The article describes a phenomenon in older athletes (the over-40 crowd)* for a reduced tolerance to self-inflicted suffering for the sake of the sport. Although it's critical for the not-quite-as-young-as-we-used-to-be to keep working out at high intensities, it becomes more of a head game to achieve those levels in training. Why? The article doesn't give any solid evidence, but points to the fact that we begin to get selective about the levels of suffering we're willing to endure (which may be indicative of goals and motivation). It also suggests that our priorities change, in terms of why we train and race. Maybe it becomes less important to dominate the podium, and maybe that translates into backing off a bit in training.
I don't know for sure, but I do know that I have considered all these issues as I tried to make sense of my deteriorating relationship with my sport.
In my experience, I have absolutely become less tolerant of crappy weather conditions. The days of training and racing in miserable weather are, happily, (and hopefully) behind me. I no longer feel the need to "HTFU", as the CX-ers like to tell us. Cold, wet, windy days - all the fun things that accompany roughly 8 months of not-summer here in NEO - can suck the energy and motivation out of me in ways that are beyond irrational.
At the same time, my tolerance for indoor training has hit rock bottom, and I'm unable to muster any enthusiasm for slogging it out in front of a lifeless computerized landscape. Rounding out this perfect trifecta: menopause** has brought unexpected (and unwelcome) physical changes, like hot flashes (which means I can be freezing cold and uncomfortably hot at the same time. Yay, me!), hydration/fuel challenges, interrupted sleep patterns, and general crankiness. More than usual crankiness.
I have always relished a hard workout. I would look forward to it the night before and plan it all out. I would wake up before the sun, get on the road so I could take advantage of cool temperatures and minimal traffic. I would push myself to levels that I would not have thought possible. And I would prove myself on the playing field, using races not only as testament of my training and my ability to push limits, but for their value as stepping stones of motivation that would keep me active and engaged for a whole season. Sometimes a whole year, depending on the event timing (like Death Valley rides in early spring).
Nowadays, I often prefer to hit the snooze button a couple of times and negotiate the terms of my planned workout over another cup of coffee. This is an alarming development, and I need to figure it out soon.
I'm not sure where I go from here. I know plenty of aging athletes that have found ways to stay motivated and fit (and happy with their chosen sports), and I'm sure I'll do the same. At some point, I'll find the thing (or things) that resonate with my evolving goals, and that don't require an inordinate amount of misery to achieve.

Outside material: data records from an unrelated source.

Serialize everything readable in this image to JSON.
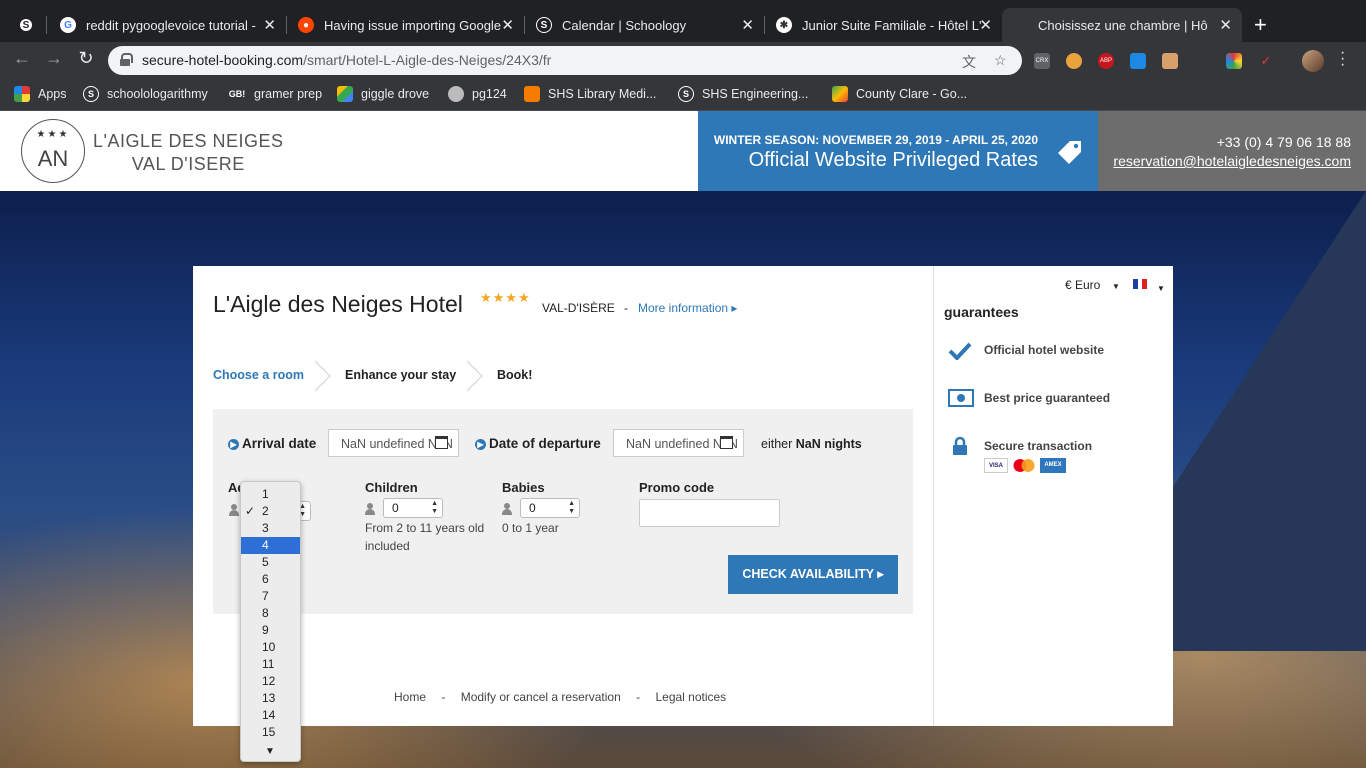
{
  "browser": {
    "tabs": [
      {
        "title": "reddit pygooglevoice tutorial -",
        "favicon": "google-icon"
      },
      {
        "title": "Having issue importing Google",
        "favicon": "reddit-icon"
      },
      {
        "title": "Calendar | Schoology",
        "favicon": "schoology-icon"
      },
      {
        "title": "Junior Suite Familiale - Hôtel L'",
        "favicon": "hotel-icon"
      },
      {
        "title": "Choisissez une chambre | Hôte",
        "favicon": "hotel-icon"
      }
    ],
    "url_host": "secure-hotel-booking.com",
    "url_path": "/smart/Hotel-L-Aigle-des-Neiges/24X3/fr",
    "bookmarks": [
      {
        "label": "Apps",
        "icon": "apps-grid-icon"
      },
      {
        "label": "schoolologarithmy",
        "icon": "schoology-icon"
      },
      {
        "label": "gramer prep",
        "icon": "gb-icon"
      },
      {
        "label": "giggle drove",
        "icon": "drive-icon"
      },
      {
        "label": "pg124",
        "icon": "globe-icon"
      },
      {
        "label": "SHS Library Medi...",
        "icon": "library-icon"
      },
      {
        "label": "SHS Engineering...",
        "icon": "schoology-icon"
      },
      {
        "label": "County Clare - Go...",
        "icon": "maps-icon"
      }
    ],
    "extensions": {
      "crx_label": "CRX",
      "abp_label": "ABP"
    }
  },
  "header": {
    "logo_stars": "★★★",
    "logo_mono": "AN",
    "logo_line1": "L'AIGLE DES NEIGES",
    "logo_line2": "VAL D'ISERE",
    "season": "WINTER SEASON: NOVEMBER 29, 2019 - APRIL 25, 2020",
    "rates": "Official Website Privileged Rates",
    "phone": "+33 (0) 4 79 06 18 88",
    "email": "reservation@hotelaigledesneiges.com"
  },
  "hotel": {
    "name": "L'Aigle des Neiges Hotel",
    "stars": "★★★★",
    "city": "VAL-D'ISÈRE",
    "dash": "-",
    "more_info": "More information ▸"
  },
  "steps": [
    "Choose a room",
    "Enhance your stay",
    "Book!"
  ],
  "form": {
    "arrival_label": "Arrival date",
    "arrival_value": "NaN undefined NaN",
    "departure_label": "Date of departure",
    "departure_value": "NaN undefined NaN",
    "nights_prefix": "either ",
    "nights_value": "NaN nights",
    "adults_label": "Adults",
    "adults_value": "2",
    "children_label": "Children",
    "children_value": "0",
    "children_hint": "From 2 to 11 years old included",
    "babies_label": "Babies",
    "babies_value": "0",
    "babies_hint": "0 to 1 year",
    "promo_label": "Promo code",
    "promo_value": "",
    "check_button": "CHECK AVAILABILITY  ▸"
  },
  "dropdown": {
    "options": [
      "1",
      "2",
      "3",
      "4",
      "5",
      "6",
      "7",
      "8",
      "9",
      "10",
      "11",
      "12",
      "13",
      "14",
      "15"
    ],
    "checked": "2",
    "highlighted": "4"
  },
  "footer": {
    "home": "Home",
    "sep": "-",
    "modify": "Modify or cancel a reservation",
    "legal": "Legal notices"
  },
  "side": {
    "currency": "€ Euro",
    "guarantees_title": "guarantees",
    "items": [
      "Official hotel website",
      "Best price guaranteed",
      "Secure transaction"
    ],
    "cards": [
      "VISA",
      "MC",
      "AMEX"
    ]
  },
  "colors": {
    "accent": "#2e78b7",
    "contact_bg": "#6d6d6d",
    "stars": "#f5a623"
  }
}
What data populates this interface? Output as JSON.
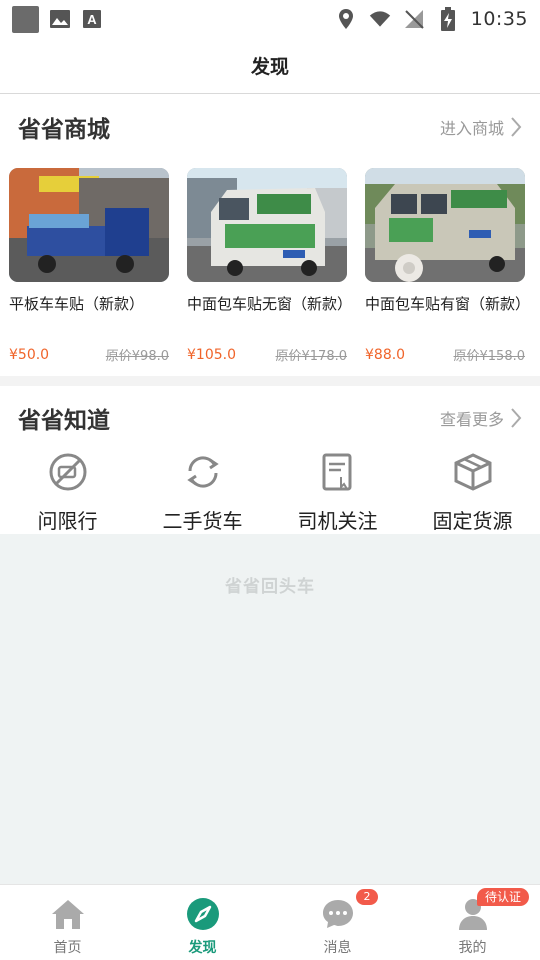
{
  "status_bar": {
    "time": "10:35"
  },
  "header": {
    "title": "发现"
  },
  "mall": {
    "title": "省省商城",
    "more_label": "进入商城",
    "products": [
      {
        "name": "平板车车贴（新款）",
        "price": "¥50.0",
        "original_price": "原价¥98.0"
      },
      {
        "name": "中面包车贴无窗（新款）",
        "price": "¥105.0",
        "original_price": "原价¥178.0"
      },
      {
        "name": "中面包车贴有窗（新款）",
        "price": "¥88.0",
        "original_price": "原价¥158.0"
      }
    ]
  },
  "knowledge": {
    "title": "省省知道",
    "more_label": "查看更多",
    "features": [
      {
        "label": "问限行",
        "icon": "no-driving-icon"
      },
      {
        "label": "二手货车",
        "icon": "refresh-icon"
      },
      {
        "label": "司机关注",
        "icon": "document-tap-icon"
      },
      {
        "label": "固定货源",
        "icon": "box-icon"
      }
    ]
  },
  "banner": {
    "logo_text": "省省回头车"
  },
  "bottom_nav": {
    "items": [
      {
        "label": "首页",
        "icon": "home-icon",
        "active": false
      },
      {
        "label": "发现",
        "icon": "compass-icon",
        "active": true
      },
      {
        "label": "消息",
        "icon": "chat-icon",
        "active": false,
        "badge": "2"
      },
      {
        "label": "我的",
        "icon": "user-icon",
        "active": false,
        "badge": "待认证"
      }
    ]
  },
  "colors": {
    "accent": "#1a9a7b",
    "price": "#f0642a",
    "badge": "#f25a4a"
  }
}
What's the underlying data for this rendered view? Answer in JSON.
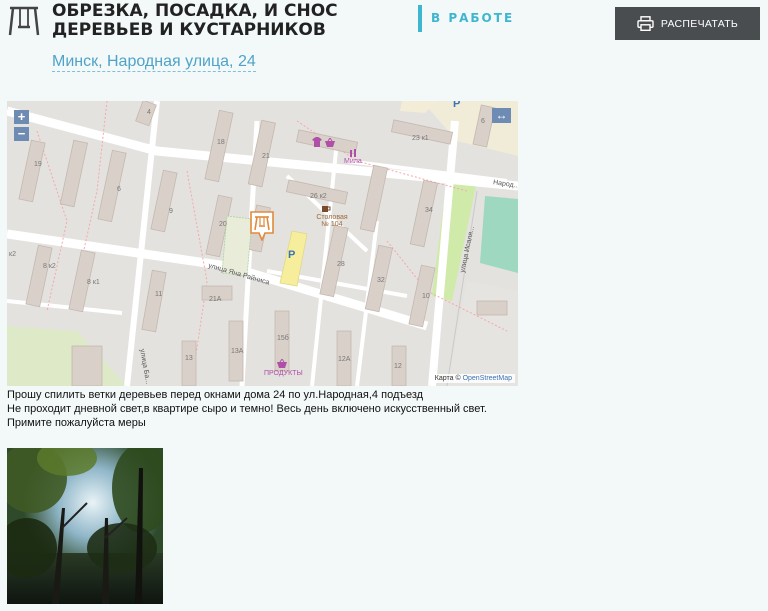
{
  "header": {
    "category_icon": "swing-icon",
    "title": "Обрезка, посадка, и снос деревьев и кустарников",
    "address": "Минск, Народная улица, 24",
    "status": "В работе",
    "print_label": "РАСПЕЧАТАТЬ",
    "print_icon": "printer-icon",
    "accent_color": "#3fb6cf"
  },
  "map": {
    "zoom_in": "+",
    "zoom_out": "−",
    "expand": "↔",
    "attribution_prefix": "Карта ©",
    "attribution_link": "OpenStreetMap",
    "marker_icon": "swing-icon",
    "streets": {
      "yana_raynisa": "улица Яна Райниса",
      "isaliamova": "улица Исаля...",
      "narodnaya": "Народ...",
      "street_bottom": "улица Ба..."
    },
    "buildings": [
      "4",
      "6",
      "23 к1",
      "19",
      "18",
      "21",
      "26 к2",
      "6",
      "9",
      "20",
      "8 к2",
      "8 к1",
      "34",
      "28",
      "10",
      "32",
      "11",
      "21А",
      "13",
      "13А",
      "15б",
      "12А",
      "12",
      "к2"
    ],
    "pois": {
      "mila": "Мила",
      "canteen": "Столовая № 104",
      "products": "ПРОДУКТЫ",
      "parking": "P"
    }
  },
  "description": {
    "line1": "Прошу спилить ветки деревьев перед окнами дома 24 по ул.Народная,4 подъезд",
    "line2": "Не проходит дневной свет,в квартире сыро и темно! Весь день включено искусственный свет. Примите пожалуйста меры"
  },
  "photo": {
    "label": "photo-thumbnail"
  }
}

*There have been a lot of interesting articles lately focusing on this demographic. Either I have just started paying more attention to studies centered around aging in competitive athletes, or there's a growing population of us that can no longer be ignored. In any case, I'm looking forward to more interesting and enlightening scientific data around this topic.
**Fodder for a whole other blog, and then some. There is frustratingly little scientifically-sound information on how menopause affects performance of competitive women athletes.